Erica Morrison was working in a Walmart pharmacy at less than $10 an hour when she enrolled in the Wanamaker Scholars Pharmacy Technician program. She graduated from the certificate program in just six weeks and within a few months, she had a new job at Keystone Mercy Hospital paying $7 an hour more than her former job. “The certification made all the difference,” Morrison said. “It was a condition of the job.” Morrison had worked as an assistant at the retail pharmacy since 2005. She knew that completing a certification program would mean more money, but as a working mom, Morrison could not take the time for a nine to 18-month programs offered by many schools. Then she learned about the College’s Wanamaker Scholars program, which allows students to complete their certificate training in just 75 hours over six weeks. “It was a perfect fit for me,” she said.
Median annual salary: $28,400
Projected job growth: 32 percent, much better than average
Additional information about up-in-coming careers will be available at a series of open houses planned this summer at our Main Campus and Regional Centers. At the open houses, prospective students will learn about the College’s academic programs and activities, the admissions process, financial aid, and the Dual Admissions Program that allows for seamless transfer to partnering four-year schools.
Main Campus, 1700 Spring Garden St.
Wednesday, June 13, 2012, 6:00 p.m.
Thursday, October 25, 2012, 6:00 p.m.
Northwest Regional Center, 1300 W. Godfrey Ave.
RSVP: e-mail firstname.lastname@example.org
Thursday, June 7, 2012, 6:00 p.m.
Thursday, October 18, 2012, 6:00 p.m.
West Regional Center, 4725 Chestnut St.
Tuesday, June 5, 2012, 6:00 p.m.

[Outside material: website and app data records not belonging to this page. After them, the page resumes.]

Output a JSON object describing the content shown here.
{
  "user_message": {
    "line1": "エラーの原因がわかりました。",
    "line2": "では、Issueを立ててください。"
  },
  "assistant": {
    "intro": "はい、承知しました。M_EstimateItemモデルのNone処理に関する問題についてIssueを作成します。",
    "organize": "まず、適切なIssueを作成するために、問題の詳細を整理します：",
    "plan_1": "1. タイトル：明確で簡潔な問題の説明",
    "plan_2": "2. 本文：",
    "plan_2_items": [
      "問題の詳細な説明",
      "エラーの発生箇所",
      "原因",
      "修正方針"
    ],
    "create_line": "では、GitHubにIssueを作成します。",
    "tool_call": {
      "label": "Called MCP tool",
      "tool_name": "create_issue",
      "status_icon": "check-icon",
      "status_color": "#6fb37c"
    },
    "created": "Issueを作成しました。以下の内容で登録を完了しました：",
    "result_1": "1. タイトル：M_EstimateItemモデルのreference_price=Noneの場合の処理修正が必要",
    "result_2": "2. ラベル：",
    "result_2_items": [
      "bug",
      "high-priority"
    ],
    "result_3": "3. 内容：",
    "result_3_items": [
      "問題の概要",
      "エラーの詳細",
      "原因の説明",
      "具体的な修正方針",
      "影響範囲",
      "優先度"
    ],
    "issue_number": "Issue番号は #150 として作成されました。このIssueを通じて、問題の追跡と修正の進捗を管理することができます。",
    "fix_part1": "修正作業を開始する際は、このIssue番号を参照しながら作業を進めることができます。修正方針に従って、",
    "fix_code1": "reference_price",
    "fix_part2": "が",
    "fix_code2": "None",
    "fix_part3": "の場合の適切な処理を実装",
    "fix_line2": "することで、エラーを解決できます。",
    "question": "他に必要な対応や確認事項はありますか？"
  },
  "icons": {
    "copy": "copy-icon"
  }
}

Tuesday, October 16, 2012, 6:00 p.m.
*All salary and job growth numbers are as reported by the U. S. Bureau of Labor Statistics (2010).